“German POWs In Westminster”

Carroll County Times Article for 27 July 1997

By Jay A. Graybeal

During the summer of 1944, Carroll’s canneries found an unusual ally in harvesting the pea crop. German prisoners of war began working in nine local canneries that were shorthanded due to the war. The prisoner’s arrival was noted in the local press; the Democratic Advocate ran a front-page story under the headline “German Prisoners Harvesting Pea Crop” in the June 30, 1944 issue:

“More than 200 bronzed Nazi prisoners of war this week appeared in the fields of Carroll county, where under guard, they are harvesting crops for packing in the canneries around Westminster. Their presence here has caused comment. Although small boys hovered about one packed truckload to get a close-up view of former Nazi troops, and some girls looked them over from a distance, there has been some concern on the part of some adults over the presence of the aliens.This has been admitted even by men who are responsible for bringing the captive laborers here to relieve the farm manpower shortage.

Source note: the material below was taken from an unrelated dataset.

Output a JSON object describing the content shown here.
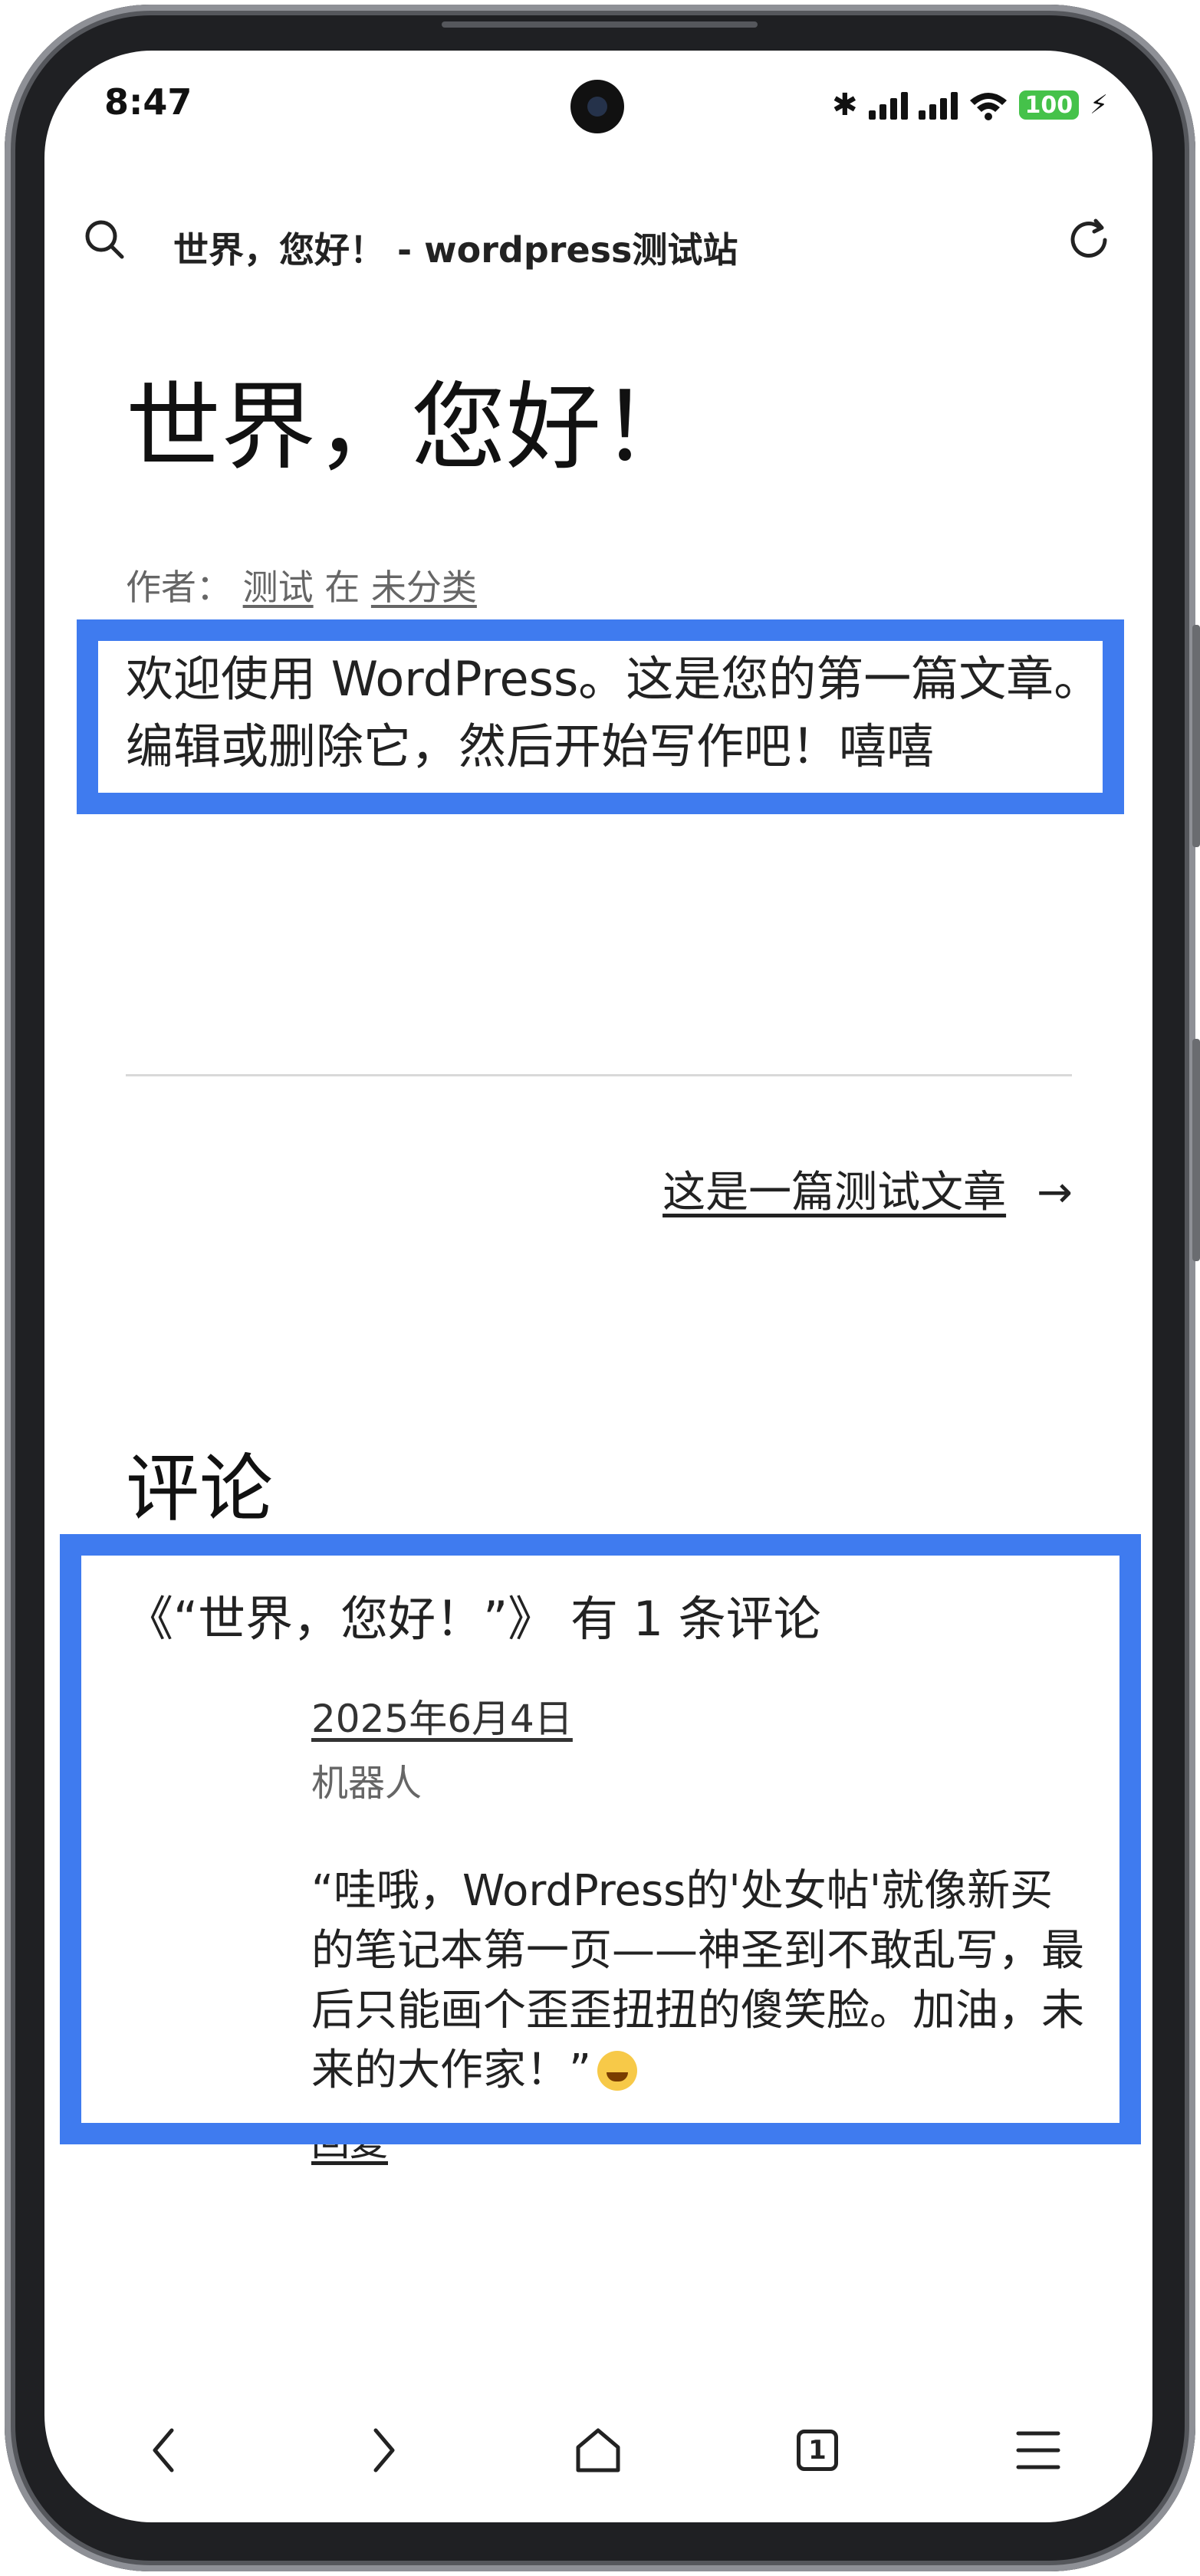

Despite stories revolving around the possibility that the Nazis might escape from their guards, that they might spoil the crops which they handle, or cast “spells” or “hex” little children or farm animals, nothing has occurred to disturb the program of using captive labor to help the production of food.

According to G. F. Fowler, chairman of the Carroll County Canner’s Association committee which, arranged for the coming of the Nazis, much of the county pea crop will be saved from waste because of the work of the prisoners of war.

Besides the 200 Germans who are in the fields-and none is to be allowed to work inside the canneries-there are others already in the woods, operating a pulpwood-cutting project.

Later, all the prisoners may be used to handle grain crops, as well as other packing-house crops, such as tomatoes, corn and spinach. After that, should their use in agriculture prove satisfactory, it is reported they may be hired out to do all kinds of utility jobs on farms.

Capt. Dewey Taylor, commandant of the prison camp, is a mild-mannered Kentuckian, who has served 15 years in the regular army. After the First World War, he was a member of the Army of Occupation in Germany, where he said, he learned a great deal about the character of the Teuton peoples.

He praised the cooperation of his charges, and the manner in which they had conducted themselves, at their labors and in the stockade. They have shown a desire to carry out orders under their own interpretation, however he said, but were amenable of discipline.

At their work in the fields, they held together in their own groups, laughing now and then among themselves. Most of them at the Carroll county camp are registered as experienced farmhands, according to Captain Taylor, and the way they handle farm implements, illustrates their agricultural skill.

Most of their work has consisted of loading the cut-pea vines onto trucks or wagons, driven by American farmhands, or unloading the vehicles at the county’s nine canneries using prisoner help.

The prisoners receive 80 cents a day, in accordance with the terms of the Geneva conference on war prisoners. The farmers pay the Government the prevailing wage for farm help.”

Despite the concerns that the prisoners might be dangerous, their stay in Carroll County was without incident. In fact, some local farmers made friends with the workers and at least one still corresponds with the former POWs. Given their agrarian backgrounds is not surprising that they found enough in common to establish friendships amid wartime.
Photo caption: Cannery workers stack cannery by-product for winter cattle feed in this pre-World War II photograph. German prisoners of war began working in the local canneries during the summer of 1944. Historical Society of Carroll County, Legacy of the Land Collection, 1983.